I'm a sucker for great defense. I'm the type of guy that'll take a phenomenal play with the leather over a 500 foot home run. Yes, those types of people exist. Because of that, I'm going to spend a bit of my time each week breaking down some outstanding defense from around the game. Heck, I may even delve into some historic teams and examine their defense. The bottom line: defense wins championships. The story's not any different in baseball.
When you're talking about defense, what better place to start than perhaps the best defensive player in the game in Atlanta Braves shortstop Andrelton Simmons? A highly touted prospect on his way up through the organization, Simmons has already left his mark in the big leagues and is looking to take his potential star status to another level in 2014. While his offensive game still has a bit of a ways to go, his defensive game is absolutely on point.
In baseball, to label a kid a "wizard" with the leather comes with high praise, given the former St. Louis Cardinals infielder that bears the nickname, but it's well-deserved when Simmons comes into the conversation. A great deal of the hype surrounding defense and young players tends to swirl around Manny Machado. That's obviously warranted, but Andrelton Simmons has wasted no time in establishing himself as the best young defensive shortstop in the game of baseball.

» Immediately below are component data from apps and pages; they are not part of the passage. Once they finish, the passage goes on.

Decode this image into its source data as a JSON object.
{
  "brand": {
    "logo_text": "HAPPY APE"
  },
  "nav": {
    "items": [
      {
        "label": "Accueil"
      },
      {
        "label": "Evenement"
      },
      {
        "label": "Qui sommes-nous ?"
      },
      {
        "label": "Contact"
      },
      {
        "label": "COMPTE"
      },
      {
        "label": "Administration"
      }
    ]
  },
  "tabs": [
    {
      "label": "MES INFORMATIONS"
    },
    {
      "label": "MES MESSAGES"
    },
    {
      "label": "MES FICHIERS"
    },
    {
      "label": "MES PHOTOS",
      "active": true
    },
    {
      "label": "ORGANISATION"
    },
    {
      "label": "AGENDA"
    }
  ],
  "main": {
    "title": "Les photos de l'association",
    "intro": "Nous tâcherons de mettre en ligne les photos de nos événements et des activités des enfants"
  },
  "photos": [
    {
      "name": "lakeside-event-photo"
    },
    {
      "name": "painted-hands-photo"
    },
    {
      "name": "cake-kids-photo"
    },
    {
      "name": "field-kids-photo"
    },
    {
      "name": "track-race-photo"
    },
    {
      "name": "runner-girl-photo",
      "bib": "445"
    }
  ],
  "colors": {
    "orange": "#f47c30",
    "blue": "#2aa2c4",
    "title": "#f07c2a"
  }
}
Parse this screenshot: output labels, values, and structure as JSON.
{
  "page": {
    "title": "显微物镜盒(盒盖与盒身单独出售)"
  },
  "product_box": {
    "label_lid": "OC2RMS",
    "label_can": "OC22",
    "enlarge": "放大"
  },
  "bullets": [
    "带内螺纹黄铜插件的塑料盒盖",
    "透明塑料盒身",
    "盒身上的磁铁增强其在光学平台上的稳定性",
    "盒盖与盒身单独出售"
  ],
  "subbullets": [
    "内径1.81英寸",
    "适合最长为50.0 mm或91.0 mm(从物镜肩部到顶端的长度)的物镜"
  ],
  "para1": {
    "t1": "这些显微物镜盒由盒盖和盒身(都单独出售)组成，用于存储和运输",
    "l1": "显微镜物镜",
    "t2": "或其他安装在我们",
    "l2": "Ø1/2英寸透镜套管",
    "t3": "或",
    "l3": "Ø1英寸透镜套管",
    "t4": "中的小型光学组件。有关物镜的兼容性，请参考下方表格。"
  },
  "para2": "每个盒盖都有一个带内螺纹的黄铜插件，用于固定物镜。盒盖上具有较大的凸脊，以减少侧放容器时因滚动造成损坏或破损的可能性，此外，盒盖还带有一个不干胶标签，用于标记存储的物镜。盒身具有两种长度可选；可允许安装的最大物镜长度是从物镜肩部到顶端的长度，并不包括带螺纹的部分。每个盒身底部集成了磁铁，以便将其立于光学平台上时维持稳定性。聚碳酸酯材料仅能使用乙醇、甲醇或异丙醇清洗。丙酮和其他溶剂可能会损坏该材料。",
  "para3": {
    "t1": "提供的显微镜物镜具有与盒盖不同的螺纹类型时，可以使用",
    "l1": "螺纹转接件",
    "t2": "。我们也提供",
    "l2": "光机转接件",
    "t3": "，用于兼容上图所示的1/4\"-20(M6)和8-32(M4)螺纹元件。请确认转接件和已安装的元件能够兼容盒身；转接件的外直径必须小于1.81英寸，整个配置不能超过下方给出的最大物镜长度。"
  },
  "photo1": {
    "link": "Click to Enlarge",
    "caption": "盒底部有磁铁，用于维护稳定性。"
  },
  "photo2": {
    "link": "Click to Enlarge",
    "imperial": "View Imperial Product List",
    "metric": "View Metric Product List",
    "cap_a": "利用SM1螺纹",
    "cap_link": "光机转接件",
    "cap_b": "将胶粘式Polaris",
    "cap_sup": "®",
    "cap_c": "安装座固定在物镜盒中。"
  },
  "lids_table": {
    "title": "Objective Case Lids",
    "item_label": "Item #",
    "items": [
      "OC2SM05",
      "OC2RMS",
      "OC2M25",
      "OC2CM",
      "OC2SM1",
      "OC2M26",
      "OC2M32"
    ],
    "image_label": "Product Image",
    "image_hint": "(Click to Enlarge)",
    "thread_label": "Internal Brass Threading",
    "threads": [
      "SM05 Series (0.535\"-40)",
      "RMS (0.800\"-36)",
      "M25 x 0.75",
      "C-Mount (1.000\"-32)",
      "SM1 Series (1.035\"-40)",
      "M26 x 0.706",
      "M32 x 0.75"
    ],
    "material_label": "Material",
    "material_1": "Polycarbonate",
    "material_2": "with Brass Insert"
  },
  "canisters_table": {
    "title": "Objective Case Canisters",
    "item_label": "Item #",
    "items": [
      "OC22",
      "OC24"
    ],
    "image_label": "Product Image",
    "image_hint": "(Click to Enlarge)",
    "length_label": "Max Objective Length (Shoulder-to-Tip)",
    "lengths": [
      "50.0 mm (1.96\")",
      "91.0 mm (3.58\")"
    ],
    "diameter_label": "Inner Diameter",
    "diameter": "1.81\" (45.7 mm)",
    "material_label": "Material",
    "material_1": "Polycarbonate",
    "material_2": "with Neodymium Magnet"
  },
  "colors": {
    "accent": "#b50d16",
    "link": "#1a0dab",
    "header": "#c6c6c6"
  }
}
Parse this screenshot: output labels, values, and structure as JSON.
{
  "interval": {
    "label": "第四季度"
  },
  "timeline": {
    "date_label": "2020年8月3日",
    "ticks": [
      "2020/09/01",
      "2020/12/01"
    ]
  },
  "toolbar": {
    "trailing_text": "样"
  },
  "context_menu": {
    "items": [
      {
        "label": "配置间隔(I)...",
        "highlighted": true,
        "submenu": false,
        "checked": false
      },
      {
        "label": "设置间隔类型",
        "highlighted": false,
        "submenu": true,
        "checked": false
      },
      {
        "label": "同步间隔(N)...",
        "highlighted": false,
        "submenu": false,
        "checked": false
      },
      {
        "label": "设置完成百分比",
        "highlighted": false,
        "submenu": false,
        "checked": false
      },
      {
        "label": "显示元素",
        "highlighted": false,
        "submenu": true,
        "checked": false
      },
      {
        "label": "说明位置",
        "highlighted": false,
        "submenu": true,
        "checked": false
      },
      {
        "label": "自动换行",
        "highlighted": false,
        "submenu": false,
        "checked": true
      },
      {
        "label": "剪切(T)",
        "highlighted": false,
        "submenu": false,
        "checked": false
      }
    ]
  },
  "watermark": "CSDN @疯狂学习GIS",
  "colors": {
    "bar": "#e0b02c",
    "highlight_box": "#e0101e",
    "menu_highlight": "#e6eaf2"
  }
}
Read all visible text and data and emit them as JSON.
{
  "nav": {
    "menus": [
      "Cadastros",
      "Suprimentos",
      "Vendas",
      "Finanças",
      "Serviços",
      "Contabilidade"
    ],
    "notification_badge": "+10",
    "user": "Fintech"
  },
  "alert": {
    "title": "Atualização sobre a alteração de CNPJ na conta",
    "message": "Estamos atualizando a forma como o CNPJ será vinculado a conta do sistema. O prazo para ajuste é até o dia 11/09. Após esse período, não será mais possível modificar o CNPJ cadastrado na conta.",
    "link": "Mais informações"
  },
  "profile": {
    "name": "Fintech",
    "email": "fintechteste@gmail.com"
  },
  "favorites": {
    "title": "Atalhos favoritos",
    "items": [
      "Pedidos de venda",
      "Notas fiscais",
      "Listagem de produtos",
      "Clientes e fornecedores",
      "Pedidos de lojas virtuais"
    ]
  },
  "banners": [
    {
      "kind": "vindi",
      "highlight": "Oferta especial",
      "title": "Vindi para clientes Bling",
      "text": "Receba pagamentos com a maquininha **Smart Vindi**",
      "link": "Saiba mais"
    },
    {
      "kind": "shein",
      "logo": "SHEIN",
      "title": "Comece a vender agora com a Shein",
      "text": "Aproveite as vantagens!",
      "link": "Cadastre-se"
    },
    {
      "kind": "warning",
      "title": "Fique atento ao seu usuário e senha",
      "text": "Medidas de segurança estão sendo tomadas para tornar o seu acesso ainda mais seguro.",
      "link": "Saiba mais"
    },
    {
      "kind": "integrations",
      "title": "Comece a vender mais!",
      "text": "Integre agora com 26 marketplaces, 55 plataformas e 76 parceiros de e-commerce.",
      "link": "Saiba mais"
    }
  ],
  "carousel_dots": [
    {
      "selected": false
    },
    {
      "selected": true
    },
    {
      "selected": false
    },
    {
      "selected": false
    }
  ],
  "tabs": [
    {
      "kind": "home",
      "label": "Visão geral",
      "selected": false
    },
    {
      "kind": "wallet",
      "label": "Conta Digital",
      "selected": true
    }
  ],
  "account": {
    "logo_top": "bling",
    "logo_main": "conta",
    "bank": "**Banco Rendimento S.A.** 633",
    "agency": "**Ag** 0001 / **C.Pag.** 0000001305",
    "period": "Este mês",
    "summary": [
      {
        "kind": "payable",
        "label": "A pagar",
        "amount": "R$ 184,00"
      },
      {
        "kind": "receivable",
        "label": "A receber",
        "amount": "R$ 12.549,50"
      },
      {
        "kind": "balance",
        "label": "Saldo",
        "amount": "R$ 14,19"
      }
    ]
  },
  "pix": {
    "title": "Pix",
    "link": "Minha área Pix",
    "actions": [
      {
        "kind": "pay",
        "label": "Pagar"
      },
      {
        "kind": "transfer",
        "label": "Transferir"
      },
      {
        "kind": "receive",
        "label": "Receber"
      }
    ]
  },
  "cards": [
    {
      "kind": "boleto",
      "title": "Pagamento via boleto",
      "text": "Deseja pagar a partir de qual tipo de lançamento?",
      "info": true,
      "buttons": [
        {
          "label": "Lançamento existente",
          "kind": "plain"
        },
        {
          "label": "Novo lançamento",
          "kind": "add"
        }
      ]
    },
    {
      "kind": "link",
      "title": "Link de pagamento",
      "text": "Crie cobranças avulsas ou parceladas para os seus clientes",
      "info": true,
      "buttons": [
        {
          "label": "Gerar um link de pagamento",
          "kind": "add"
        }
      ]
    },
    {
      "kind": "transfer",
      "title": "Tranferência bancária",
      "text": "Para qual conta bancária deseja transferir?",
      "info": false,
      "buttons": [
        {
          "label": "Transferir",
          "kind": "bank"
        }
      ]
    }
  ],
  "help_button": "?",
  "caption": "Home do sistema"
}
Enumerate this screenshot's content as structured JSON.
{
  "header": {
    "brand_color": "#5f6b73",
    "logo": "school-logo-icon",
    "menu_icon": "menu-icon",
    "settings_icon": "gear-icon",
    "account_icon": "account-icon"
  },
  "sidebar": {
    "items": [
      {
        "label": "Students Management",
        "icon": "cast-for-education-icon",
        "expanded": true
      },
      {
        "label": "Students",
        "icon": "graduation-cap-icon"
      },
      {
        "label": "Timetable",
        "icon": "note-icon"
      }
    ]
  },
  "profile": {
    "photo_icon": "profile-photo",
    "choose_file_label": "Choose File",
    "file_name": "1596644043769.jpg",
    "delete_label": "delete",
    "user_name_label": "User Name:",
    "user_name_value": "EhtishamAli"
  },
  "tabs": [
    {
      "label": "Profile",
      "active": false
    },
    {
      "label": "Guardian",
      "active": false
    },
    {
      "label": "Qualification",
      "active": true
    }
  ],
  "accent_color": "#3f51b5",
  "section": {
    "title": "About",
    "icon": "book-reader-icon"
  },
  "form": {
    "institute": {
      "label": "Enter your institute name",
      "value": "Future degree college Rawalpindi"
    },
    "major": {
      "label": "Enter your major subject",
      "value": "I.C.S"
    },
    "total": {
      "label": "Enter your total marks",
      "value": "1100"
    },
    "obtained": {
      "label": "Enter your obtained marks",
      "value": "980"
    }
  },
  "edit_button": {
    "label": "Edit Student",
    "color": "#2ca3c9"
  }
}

Let's take a look at some of the defensive numbers Simmons managed to post in 2013, his first full season in the bigs:
There are some truly astounding numbers here, to be sure. His .981 fielding percentage was solid, coming in at no. 7 among shortstops in that regard, but there wasn't a whole lot of disparity between the no. 7 spot and the top spot. While fielding metrics aren't 100 percent indicative of what a player achieved in the field, Simmons' advanced figures look absolutely terrific.
You look at something like his RngR, or Range Runs, which indicates how many runs above average he was in terms of making "routine" plays. That was at 19.2, which was good for fourth in the league. His ErrR, or error runs, examine a similar aspect just in regard to errors. He was at 3.6 for the year, which put him in 12th in baseball. It's important to note, however, that many of the folks above him played a great number less innings than Simmons did in 2013.
When you get to those three-letter acronyms, that's when things get really impressive. His RZR (Revised Zone Rating), which measures how many balls into his zone that he converted into outs, was at .876, which was tied for the best among infielders, with Mike Napoli of all people. While his Out of Zone (OOZ) plays made didn't rank near the top of the league, 73 is still a very good figure and tied with Manny Machado. His defensive runs saved (DRS) was at 41, which is a dynamite figure and the best in the league.
Then there's the matter of his UZR. Perhaps the most commonly used of the advanced fielding metrics, anything above 15 is typically indicative of an elite defensive player. Simmons was up over 24. If you were looking for any more proof that you're looking at one of the premier defensive players in the game of baseball, look no further than that number right there. The scary thing about Andrelton Simmons is the fact that he's only 24. Not only is his offense going to get better, but his defense may even improve as well.
All statistics courtesy of FanGraphs.